Elegy to Warhol,
This review is from: Songs For Drella (Audio CD)
Songs for Drella (1990) remains a highlight in both Cale and Reed's lengthy careers- it forms part of Reed's strongest trilogy of albums since the Velvets demise (the others being New York, 1988 & Magic&Loss, 1992) Reed & Cale had infamously fallen out when in The Velvet Underground & had not worked together since- this collaboration, along with Moe Tucker's contribution to New York, would lead to the VU temporarily reforming (the resulting live album containing some wonderful takes on classics like Beginning to See the Light & Femme Fatale). Songs for Drella is one based around a limited musical soundscape (Reed on Vocals/Guitar; Cale on keyboards/vocals/viola) & one that has a sense of improvisation.

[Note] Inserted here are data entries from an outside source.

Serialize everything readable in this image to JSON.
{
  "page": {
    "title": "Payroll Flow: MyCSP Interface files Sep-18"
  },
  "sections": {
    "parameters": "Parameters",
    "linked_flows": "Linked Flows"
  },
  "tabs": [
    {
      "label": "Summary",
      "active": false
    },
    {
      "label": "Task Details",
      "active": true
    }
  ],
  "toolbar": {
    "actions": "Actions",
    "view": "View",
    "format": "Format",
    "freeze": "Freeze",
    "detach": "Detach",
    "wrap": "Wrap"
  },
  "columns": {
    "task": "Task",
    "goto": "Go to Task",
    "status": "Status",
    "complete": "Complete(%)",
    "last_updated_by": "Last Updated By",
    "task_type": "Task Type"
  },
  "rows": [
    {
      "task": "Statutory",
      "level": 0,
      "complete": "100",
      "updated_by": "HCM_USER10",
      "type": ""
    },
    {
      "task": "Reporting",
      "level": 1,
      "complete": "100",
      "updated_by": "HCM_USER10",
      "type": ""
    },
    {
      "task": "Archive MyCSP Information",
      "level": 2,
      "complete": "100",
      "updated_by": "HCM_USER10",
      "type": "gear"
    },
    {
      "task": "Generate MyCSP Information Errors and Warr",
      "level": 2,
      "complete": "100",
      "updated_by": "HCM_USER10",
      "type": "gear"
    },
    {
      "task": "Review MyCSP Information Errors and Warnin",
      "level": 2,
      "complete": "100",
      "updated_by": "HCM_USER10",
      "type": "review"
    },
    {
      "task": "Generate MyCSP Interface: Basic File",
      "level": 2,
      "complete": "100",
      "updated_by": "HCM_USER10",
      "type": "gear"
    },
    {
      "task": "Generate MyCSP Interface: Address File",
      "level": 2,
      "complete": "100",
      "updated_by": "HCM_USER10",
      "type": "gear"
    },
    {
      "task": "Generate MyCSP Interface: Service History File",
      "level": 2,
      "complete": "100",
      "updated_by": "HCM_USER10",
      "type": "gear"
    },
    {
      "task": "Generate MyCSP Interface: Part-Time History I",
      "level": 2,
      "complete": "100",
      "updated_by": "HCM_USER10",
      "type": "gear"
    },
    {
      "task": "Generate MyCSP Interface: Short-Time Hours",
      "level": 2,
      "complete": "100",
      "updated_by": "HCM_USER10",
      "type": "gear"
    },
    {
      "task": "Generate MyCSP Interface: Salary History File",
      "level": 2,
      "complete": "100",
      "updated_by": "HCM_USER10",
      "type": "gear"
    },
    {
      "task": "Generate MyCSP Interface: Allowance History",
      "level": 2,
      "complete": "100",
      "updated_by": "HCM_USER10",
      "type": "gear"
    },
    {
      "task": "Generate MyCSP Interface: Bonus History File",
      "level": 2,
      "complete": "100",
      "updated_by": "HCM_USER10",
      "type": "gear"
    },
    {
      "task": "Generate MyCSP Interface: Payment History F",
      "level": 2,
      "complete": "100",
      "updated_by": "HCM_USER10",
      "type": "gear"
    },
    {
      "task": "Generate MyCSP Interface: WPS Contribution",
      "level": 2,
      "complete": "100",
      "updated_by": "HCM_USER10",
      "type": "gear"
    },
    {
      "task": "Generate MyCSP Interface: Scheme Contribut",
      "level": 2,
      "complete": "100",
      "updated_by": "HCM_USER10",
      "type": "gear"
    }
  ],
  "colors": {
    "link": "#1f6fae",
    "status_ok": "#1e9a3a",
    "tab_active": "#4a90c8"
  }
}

It was a work primarily written for performance- like Tom Waits recent Alice/Blood Money setz- so perhaps some of the songs are more theatrical than melodic; but I like the whole journey around a fictional take on Warhol's life from people who were once close to him...(the final track on New York leads here...)
The tracks with Cale on lead vocals stand out- Style It Takes (wonderfully performed on Fragments for a Rainy Season),Trouble with Classicists (great guitar from Reed), A Dream & (especially) Forever Changed stand out. Reed also gets to sing some great songs- the amusing Smalltown, the ethos of Work (up there with There is No Time), the spleen-venting I Believe (Valerie Solanis surfacing...) & especially the touching Hello It's Me- which shows that its possible to continue discourse with the dead: "I know it's late in coming but it's the only way I know/Hello it's me- goodnight Andy.../Goodbye Andy"-
Songs for Drella is a more experimental/improvisational work- unlike albums like White Light/White Heat, Berlin, & Paris 1919 which all sounded crafted and meticulously arranged. Songs for Drella isn't as quite out there as Cale's work with Eno&Nico or Reed's recent The Raven (or Metal Machine Music for that matter...)- it looks back not only at Warhol, but a now mythic period of cultural history. It also warrants its recent inclusion in Paul Morley's series of lists that conclude his book 'Words&Music'; one of the highlights of the 1990s...